*** Opening of TASK MATERIAL ***

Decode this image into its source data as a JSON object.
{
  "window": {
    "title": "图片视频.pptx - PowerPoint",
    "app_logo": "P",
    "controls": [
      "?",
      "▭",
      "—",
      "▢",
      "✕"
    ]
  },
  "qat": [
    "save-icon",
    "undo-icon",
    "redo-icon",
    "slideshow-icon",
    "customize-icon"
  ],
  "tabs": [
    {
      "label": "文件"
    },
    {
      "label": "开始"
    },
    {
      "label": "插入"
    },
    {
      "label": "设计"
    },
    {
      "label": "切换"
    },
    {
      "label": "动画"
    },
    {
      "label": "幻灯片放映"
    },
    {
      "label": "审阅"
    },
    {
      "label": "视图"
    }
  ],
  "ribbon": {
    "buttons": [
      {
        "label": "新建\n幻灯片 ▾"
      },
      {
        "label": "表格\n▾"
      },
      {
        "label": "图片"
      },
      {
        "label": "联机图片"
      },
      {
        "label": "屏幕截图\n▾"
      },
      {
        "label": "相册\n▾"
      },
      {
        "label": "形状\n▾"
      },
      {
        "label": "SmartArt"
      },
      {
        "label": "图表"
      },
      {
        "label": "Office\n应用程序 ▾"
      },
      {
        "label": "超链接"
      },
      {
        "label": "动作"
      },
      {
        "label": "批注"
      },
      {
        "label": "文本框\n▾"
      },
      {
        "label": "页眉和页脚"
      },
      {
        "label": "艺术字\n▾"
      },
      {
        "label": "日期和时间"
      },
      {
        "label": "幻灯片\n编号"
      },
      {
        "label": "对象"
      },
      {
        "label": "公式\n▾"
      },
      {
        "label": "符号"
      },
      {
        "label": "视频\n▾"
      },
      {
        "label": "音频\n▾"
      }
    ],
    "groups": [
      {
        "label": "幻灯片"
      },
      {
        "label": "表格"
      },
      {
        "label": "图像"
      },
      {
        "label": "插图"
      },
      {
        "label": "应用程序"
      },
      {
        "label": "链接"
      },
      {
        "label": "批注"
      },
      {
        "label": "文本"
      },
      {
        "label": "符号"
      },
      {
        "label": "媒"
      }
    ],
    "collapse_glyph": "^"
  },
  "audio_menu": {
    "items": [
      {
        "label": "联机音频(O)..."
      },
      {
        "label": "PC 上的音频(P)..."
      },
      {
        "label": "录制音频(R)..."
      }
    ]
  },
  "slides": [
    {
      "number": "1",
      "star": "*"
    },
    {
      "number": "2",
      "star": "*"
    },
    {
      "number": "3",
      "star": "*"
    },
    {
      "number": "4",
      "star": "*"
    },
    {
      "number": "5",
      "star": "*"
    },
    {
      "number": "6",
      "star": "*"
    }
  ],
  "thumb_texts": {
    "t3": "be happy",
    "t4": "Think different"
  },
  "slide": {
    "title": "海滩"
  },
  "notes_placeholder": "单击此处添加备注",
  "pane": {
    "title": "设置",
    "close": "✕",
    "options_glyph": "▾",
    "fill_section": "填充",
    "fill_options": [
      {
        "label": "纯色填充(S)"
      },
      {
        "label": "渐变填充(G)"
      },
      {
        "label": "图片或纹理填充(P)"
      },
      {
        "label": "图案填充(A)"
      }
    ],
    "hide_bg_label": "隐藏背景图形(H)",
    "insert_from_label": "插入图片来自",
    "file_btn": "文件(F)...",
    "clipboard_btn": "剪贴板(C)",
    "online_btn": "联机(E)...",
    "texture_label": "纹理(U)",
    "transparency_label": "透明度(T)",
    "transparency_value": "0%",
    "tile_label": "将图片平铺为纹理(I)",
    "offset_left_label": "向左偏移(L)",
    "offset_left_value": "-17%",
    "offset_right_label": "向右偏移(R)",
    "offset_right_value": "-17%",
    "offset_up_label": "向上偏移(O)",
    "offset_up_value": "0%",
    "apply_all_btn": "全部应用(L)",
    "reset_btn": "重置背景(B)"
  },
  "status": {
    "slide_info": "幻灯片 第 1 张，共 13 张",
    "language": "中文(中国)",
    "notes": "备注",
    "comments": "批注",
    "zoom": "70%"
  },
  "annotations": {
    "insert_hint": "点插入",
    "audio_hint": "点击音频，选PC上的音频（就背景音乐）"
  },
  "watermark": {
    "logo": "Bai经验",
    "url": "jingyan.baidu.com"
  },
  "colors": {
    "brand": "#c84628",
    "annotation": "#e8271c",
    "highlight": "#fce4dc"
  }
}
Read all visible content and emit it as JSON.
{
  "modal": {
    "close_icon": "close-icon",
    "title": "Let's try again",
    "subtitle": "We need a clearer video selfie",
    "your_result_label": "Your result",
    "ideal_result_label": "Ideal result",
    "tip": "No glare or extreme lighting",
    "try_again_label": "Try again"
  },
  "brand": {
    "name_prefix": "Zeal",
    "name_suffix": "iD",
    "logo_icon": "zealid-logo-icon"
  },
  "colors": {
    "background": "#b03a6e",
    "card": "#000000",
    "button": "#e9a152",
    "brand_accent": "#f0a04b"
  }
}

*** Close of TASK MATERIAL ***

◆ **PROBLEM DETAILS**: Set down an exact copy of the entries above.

◆ **RESULT FOR THIS TASK**:
Decode this image into its source data as a JSON object.
{
  "window": {
    "title": "图片视频.pptx - PowerPoint",
    "app_logo": "P",
    "controls": [
      "?",
      "▭",
      "—",
      "▢",
      "✕"
    ]
  },
  "qat": [
    "save-icon",
    "undo-icon",
    "redo-icon",
    "slideshow-icon",
    "customize-icon"
  ],
  "tabs": [
    {
      "label": "文件"
    },
    {
      "label": "开始"
    },
    {
      "label": "插入"
    },
    {
      "label": "设计"
    },
    {
      "label": "切换"
    },
    {
      "label": "动画"
    },
    {
      "label": "幻灯片放映"
    },
    {
      "label": "审阅"
    },
    {
      "label": "视图"
    }
  ],
  "ribbon": {
    "buttons": [
      {
        "label": "新建\n幻灯片 ▾"
      },
      {
        "label": "表格\n▾"
      },
      {
        "label": "图片"
      },
      {
        "label": "联机图片"
      },
      {
        "label": "屏幕截图\n▾"
      },
      {
        "label": "相册\n▾"
      },
      {
        "label": "形状\n▾"
      },
      {
        "label": "SmartArt"
      },
      {
        "label": "图表"
      },
      {
        "label": "Office\n应用程序 ▾"
      },
      {
        "label": "超链接"
      },
      {
        "label": "动作"
      },
      {
        "label": "批注"
      },
      {
        "label": "文本框\n▾"
      },
      {
        "label": "页眉和页脚"
      },
      {
        "label": "艺术字\n▾"
      },
      {
        "label": "日期和时间"
      },
      {
        "label": "幻灯片\n编号"
      },
      {
        "label": "对象"
      },
      {
        "label": "公式\n▾"
      },
      {
        "label": "符号"
      },
      {
        "label": "视频\n▾"
      },
      {
        "label": "音频\n▾"
      }
    ],
    "groups": [
      {
        "label": "幻灯片"
      },
      {
        "label": "表格"
      },
      {
        "label": "图像"
      },
      {
        "label": "插图"
      },
      {
        "label": "应用程序"
      },
      {
        "label": "链接"
      },
      {
        "label": "批注"
      },
      {
        "label": "文本"
      },
      {
        "label": "符号"
      },
      {
        "label": "媒"
      }
    ],
    "collapse_glyph": "^"
  },
  "audio_menu": {
    "items": [
      {
        "label": "联机音频(O)..."
      },
      {
        "label": "PC 上的音频(P)..."
      },
      {
        "label": "录制音频(R)..."
      }
    ]
  },
  "slides": [
    {
      "number": "1",
      "star": "*"
    },
    {
      "number": "2",
      "star": "*"
    },
    {
      "number": "3",
      "star": "*"
    },
    {
      "number": "4",
      "star": "*"
    },
    {
      "number": "5",
      "star": "*"
    },
    {
      "number": "6",
      "star": "*"
    }
  ],
  "thumb_texts": {
    "t3": "be happy",
    "t4": "Think different"
  },
  "slide": {
    "title": "海滩"
  },
  "notes_placeholder": "单击此处添加备注",
  "pane": {
    "title": "设置",
    "close": "✕",
    "options_glyph": "▾",
    "fill_section": "填充",
    "fill_options": [
      {
        "label": "纯色填充(S)"
      },
      {
        "label": "渐变填充(G)"
      },
      {
        "label": "图片或纹理填充(P)"
      },
      {
        "label": "图案填充(A)"
      }
    ],
    "hide_bg_label": "隐藏背景图形(H)",
    "insert_from_label": "插入图片来自",
    "file_btn": "文件(F)...",
    "clipboard_btn": "剪贴板(C)",
    "online_btn": "联机(E)...",
    "texture_label": "纹理(U)",
    "transparency_label": "透明度(T)",
    "transparency_value": "0%",
    "tile_label": "将图片平铺为纹理(I)",
    "offset_left_label": "向左偏移(L)",
    "offset_left_value": "-17%",
    "offset_right_label": "向右偏移(R)",
    "offset_right_value": "-17%",
    "offset_up_label": "向上偏移(O)",
    "offset_up_value": "0%",
    "apply_all_btn": "全部应用(L)",
    "reset_btn": "重置背景(B)"
  },
  "status": {
    "slide_info": "幻灯片 第 1 张，共 13 张",
    "language": "中文(中国)",
    "notes": "备注",
    "comments": "批注",
    "zoom": "70%"
  },
  "annotations": {
    "insert_hint": "点插入",
    "audio_hint": "点击音频，选PC上的音频（就背景音乐）"
  },
  "watermark": {
    "logo": "Bai经验",
    "url": "jingyan.baidu.com"
  },
  "colors": {
    "brand": "#c84628",
    "annotation": "#e8271c",
    "highlight": "#fce4dc"
  }
}
Read all visible content and emit it as JSON.
{
  "modal": {
    "close_icon": "close-icon",
    "title": "Let's try again",
    "subtitle": "We need a clearer video selfie",
    "your_result_label": "Your result",
    "ideal_result_label": "Ideal result",
    "tip": "No glare or extreme lighting",
    "try_again_label": "Try again"
  },
  "brand": {
    "name_prefix": "Zeal",
    "name_suffix": "iD",
    "logo_icon": "zealid-logo-icon"
  },
  "colors": {
    "background": "#b03a6e",
    "card": "#000000",
    "button": "#e9a152",
    "brand_accent": "#f0a04b"
  }
}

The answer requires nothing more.